A capacity crowd filled the seats at the St. Charles Executive Building on Monday, Nov. 30 for the second County Council meeting of the month, and though mostly decorous, those gathered made clear their points of view regarding the COVID-19 pandemic.
Armed with signs and placards, many members of the crowd, during public comments, took the council and County Executive Steve Ehlmann to task for refusing to issue a county-wide mask mandate and for keeping schools open for in-person learning. However, some of the spectators did speak in favor of the official county position on masks and on businesses remaining open and in operation, if possible.
The size of the crowd seemed to take council chairman Terry Hollander (District 5) by surprise, and he addressed the assemblage in no uncertain terms stating: “…there has been some miscommunication…the county council will not be considering any kind of mask mandate. It is not on the agenda, and will not be considered tonight … we will accept public comments, but there will be no vote on the issue.”
However, the board did deviate from the posted agenda, slightly, to highlight Ehlmann’s oral report on the topic.
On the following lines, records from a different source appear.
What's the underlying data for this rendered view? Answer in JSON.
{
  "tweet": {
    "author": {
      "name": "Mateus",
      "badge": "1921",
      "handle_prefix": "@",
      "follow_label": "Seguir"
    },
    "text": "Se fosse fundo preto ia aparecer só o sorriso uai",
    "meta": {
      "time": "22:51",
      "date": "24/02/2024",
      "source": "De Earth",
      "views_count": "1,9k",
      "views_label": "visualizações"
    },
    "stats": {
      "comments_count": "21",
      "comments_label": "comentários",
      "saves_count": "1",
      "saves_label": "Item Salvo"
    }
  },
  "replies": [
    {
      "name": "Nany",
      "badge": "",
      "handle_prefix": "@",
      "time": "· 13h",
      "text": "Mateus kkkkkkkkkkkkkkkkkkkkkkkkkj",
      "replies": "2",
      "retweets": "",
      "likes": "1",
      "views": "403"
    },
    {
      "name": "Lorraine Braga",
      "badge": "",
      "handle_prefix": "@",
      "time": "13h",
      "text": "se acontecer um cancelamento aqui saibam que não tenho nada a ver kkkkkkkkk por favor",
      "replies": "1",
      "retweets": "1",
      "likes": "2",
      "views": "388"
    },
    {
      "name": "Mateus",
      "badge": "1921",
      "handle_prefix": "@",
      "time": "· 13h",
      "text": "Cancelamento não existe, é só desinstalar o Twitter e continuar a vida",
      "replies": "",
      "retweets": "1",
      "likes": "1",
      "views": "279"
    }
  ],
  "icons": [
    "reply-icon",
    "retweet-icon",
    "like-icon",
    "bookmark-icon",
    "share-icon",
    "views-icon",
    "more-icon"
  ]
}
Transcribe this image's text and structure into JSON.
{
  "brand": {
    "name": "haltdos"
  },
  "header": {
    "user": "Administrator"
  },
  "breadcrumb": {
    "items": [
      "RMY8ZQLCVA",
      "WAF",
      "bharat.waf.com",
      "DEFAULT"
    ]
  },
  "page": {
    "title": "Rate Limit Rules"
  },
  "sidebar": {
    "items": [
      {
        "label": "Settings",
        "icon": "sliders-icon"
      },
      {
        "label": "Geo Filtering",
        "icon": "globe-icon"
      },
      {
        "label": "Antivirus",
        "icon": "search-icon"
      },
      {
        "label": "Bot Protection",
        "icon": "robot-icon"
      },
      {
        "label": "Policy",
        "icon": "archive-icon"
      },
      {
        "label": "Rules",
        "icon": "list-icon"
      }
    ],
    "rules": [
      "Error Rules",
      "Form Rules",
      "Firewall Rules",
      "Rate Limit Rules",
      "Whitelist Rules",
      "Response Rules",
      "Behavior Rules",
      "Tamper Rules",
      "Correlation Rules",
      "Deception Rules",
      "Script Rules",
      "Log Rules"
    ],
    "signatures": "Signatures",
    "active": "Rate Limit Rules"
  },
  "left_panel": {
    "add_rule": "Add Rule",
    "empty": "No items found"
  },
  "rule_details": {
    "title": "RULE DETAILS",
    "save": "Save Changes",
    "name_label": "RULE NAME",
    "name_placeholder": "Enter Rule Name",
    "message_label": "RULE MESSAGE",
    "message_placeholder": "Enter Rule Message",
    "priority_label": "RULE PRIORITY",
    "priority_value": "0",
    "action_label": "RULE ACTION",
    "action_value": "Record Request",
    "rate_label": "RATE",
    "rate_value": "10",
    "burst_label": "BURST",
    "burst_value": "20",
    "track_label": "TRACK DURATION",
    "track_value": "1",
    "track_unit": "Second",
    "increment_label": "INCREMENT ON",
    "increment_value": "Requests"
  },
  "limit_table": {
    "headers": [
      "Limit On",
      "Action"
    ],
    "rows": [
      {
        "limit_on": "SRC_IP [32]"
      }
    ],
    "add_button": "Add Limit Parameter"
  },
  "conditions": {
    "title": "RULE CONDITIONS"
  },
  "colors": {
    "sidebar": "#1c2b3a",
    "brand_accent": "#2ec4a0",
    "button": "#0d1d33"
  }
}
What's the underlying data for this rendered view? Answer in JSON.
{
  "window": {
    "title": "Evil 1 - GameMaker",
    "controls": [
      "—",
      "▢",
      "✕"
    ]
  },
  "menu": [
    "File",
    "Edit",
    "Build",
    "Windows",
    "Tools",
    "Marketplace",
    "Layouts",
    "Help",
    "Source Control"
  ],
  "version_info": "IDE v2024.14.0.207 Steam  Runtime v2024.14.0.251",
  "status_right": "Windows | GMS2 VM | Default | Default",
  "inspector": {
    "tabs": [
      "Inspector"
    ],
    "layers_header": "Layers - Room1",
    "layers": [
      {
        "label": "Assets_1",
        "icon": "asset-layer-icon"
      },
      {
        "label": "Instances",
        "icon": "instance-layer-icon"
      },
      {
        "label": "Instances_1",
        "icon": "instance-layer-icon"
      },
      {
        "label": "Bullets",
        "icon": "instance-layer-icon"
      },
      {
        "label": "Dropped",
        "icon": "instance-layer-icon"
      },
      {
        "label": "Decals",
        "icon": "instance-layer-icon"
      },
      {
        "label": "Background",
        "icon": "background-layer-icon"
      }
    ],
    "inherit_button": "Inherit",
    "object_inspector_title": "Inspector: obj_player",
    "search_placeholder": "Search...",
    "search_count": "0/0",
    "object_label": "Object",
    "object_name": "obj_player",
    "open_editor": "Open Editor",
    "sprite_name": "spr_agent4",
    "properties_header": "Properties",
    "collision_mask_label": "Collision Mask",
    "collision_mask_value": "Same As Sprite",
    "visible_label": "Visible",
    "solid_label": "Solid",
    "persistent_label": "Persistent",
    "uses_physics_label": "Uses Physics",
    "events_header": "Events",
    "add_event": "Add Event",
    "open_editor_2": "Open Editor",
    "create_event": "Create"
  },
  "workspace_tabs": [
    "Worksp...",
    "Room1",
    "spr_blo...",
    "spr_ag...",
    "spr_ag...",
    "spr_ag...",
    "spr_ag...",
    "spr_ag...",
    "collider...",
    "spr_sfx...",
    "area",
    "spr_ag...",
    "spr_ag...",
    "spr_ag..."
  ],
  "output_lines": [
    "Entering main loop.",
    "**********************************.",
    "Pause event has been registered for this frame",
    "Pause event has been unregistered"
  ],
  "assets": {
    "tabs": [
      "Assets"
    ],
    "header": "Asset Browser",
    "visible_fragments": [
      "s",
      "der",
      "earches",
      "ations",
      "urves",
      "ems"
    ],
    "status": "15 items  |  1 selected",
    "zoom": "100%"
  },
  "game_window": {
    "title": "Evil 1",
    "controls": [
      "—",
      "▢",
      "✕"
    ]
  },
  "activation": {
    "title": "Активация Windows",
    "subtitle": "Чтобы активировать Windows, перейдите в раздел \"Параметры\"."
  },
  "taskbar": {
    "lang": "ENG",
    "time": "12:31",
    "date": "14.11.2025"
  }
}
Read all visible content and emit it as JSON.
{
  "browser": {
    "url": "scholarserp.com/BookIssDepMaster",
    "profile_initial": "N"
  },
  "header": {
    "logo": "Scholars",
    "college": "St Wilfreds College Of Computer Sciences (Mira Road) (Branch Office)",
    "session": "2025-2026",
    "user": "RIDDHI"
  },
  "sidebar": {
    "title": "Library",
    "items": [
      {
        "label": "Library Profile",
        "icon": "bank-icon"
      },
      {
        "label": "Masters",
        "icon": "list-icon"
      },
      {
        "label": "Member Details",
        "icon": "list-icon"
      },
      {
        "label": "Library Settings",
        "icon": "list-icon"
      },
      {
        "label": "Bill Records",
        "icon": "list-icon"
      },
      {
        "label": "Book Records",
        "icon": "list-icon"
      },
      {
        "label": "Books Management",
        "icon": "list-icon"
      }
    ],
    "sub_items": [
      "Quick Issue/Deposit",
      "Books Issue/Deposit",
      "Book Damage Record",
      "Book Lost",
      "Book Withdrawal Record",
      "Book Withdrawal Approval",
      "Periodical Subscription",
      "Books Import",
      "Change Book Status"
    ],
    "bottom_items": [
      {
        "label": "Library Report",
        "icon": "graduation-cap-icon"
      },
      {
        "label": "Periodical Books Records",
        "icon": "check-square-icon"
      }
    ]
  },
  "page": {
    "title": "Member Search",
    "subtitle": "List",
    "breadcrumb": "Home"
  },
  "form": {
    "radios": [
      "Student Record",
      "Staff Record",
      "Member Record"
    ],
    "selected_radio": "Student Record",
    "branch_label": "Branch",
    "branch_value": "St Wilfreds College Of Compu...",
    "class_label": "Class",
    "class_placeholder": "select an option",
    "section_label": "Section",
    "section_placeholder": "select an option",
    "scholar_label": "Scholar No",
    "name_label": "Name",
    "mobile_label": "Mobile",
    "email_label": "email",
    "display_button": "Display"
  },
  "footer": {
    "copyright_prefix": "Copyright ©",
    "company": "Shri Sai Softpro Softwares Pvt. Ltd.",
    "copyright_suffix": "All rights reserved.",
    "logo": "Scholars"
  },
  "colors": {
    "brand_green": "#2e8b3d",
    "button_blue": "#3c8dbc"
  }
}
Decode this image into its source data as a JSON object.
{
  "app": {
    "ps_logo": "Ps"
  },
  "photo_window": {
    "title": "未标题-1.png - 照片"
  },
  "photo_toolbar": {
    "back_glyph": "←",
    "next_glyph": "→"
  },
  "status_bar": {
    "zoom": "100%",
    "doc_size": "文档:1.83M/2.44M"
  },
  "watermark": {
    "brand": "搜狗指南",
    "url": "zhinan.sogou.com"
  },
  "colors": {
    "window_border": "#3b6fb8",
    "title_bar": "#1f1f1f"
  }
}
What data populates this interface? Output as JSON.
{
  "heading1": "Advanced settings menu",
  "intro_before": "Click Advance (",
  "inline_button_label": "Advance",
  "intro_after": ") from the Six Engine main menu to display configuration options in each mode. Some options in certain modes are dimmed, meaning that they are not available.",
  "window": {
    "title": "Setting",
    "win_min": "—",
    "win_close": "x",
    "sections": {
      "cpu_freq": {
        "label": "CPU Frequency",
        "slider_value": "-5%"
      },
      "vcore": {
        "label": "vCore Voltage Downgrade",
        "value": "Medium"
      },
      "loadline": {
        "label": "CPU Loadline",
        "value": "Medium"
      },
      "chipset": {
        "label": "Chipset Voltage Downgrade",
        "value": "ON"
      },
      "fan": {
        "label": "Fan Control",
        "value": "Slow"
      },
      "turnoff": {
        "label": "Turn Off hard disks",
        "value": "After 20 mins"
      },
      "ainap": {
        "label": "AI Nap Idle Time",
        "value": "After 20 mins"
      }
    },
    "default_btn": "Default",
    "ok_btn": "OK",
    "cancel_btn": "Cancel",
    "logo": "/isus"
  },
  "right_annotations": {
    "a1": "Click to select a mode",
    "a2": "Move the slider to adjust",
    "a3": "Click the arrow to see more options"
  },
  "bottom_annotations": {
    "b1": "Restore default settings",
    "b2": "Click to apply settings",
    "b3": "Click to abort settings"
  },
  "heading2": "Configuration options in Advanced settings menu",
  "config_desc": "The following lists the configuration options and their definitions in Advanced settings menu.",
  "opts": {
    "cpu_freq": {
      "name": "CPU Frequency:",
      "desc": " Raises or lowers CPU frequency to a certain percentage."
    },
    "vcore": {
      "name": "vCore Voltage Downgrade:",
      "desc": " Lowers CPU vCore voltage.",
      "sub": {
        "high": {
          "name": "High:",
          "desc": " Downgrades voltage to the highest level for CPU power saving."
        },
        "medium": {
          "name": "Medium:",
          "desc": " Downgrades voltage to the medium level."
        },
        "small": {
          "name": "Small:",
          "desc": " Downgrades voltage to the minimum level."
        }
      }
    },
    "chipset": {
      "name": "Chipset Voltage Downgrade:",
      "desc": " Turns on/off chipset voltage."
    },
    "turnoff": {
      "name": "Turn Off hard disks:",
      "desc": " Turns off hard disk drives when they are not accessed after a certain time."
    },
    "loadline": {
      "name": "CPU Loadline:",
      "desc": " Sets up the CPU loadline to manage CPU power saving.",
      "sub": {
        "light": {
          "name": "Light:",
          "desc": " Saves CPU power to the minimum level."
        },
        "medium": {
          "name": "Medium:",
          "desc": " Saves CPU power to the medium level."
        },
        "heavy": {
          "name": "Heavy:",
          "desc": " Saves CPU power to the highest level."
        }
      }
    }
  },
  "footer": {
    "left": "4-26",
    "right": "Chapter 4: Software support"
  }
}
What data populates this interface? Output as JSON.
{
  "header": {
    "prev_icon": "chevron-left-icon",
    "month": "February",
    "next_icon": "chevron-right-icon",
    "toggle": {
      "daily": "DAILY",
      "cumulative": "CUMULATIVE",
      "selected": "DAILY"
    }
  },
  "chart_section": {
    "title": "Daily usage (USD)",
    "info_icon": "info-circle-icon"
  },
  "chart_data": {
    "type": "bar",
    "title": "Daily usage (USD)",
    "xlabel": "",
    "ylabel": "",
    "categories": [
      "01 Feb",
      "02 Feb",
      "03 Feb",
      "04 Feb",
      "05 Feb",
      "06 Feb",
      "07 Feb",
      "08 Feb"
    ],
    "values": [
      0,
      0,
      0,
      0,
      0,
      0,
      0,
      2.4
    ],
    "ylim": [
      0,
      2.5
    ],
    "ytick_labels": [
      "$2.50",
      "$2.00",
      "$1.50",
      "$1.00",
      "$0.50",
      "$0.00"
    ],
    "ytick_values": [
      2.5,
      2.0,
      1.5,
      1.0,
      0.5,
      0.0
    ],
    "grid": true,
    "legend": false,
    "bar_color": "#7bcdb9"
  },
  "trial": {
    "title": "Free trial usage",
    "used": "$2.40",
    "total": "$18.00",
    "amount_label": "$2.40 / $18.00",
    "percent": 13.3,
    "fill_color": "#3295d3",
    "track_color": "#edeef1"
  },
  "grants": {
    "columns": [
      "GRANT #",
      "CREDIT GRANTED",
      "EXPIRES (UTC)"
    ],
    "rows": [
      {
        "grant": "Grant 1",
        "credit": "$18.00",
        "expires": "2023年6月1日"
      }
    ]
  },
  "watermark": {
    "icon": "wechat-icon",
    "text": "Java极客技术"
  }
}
In his public comment, Ehlmann acknowledged the significance of the situation and reviewed his actions since the upsurge in COVID cases since last summer. He pointed to the campaign for voluntary mask-wearing and related billboards across the county, as well as the requirement that county employees wear masks while on the clock. When discussing the issue of a possible mask mandate, he argued that the county should not mandate that which cannot be enforced, and noted that St. Louis City and County have had difficulty in achieving public compliance with their mask mandates.
Ehlmann also explained the necessity of issuing an 11 p.m. closing time for bars and restaurants. He said that action was aimed at helping to reduce overflow crowds that Ehlmann claimed came from patrons crossing over from St. Louis City and County, and even some from Illinois, particularly over the Thanksgiving holiday. He did stress that St. Charles County was in full compliance with Gov. Mike Parson’s orders on public gatherings, social distancing and general safety.
Ehlmann acknowledged that a substantial segment of public opinion disagreed on current policies, especially on the issue of keeping the schools open for in-person learning. However, he stressed that the county’s approach with an emphasis on voluntarism was for the best.
In closing, he encouraged people to express their ideas freely, stating that county government was willing to listen to good ideas.
Ehlmann then ceded his remaining time to Sen. Bob Onder, who discussed his recent interactions with healthcare professionals and the current crisis. Onder, a practicing physician, expressed disappointment with St. Louis County officials, saying they were overemphasizing masks, to the exclusion of other ideas.
“The data is conflicting and not that convincing,” Onder said. He also stated the many citizens would engage in civil disobedience if masks were mandated, and that the voluntary approach was more in keeping with national tradition.
Onder’s statement led to a fairly sharp exchange with council member Joe Cronin (District 1) on the issue.
“All medical professionals, except you, are saying masks, masks, masks!” Cronin exclaimed. To which Onder replied that he could cite numerous studies contradicting Cronin’s assumption. He cited the New England Journal of Medicine as his own authority.
Onder wrapped up his presentation by stating that Operation Warp Speed, and the development of a vaccine, will be the ultimate solution to the grave pandemic problem.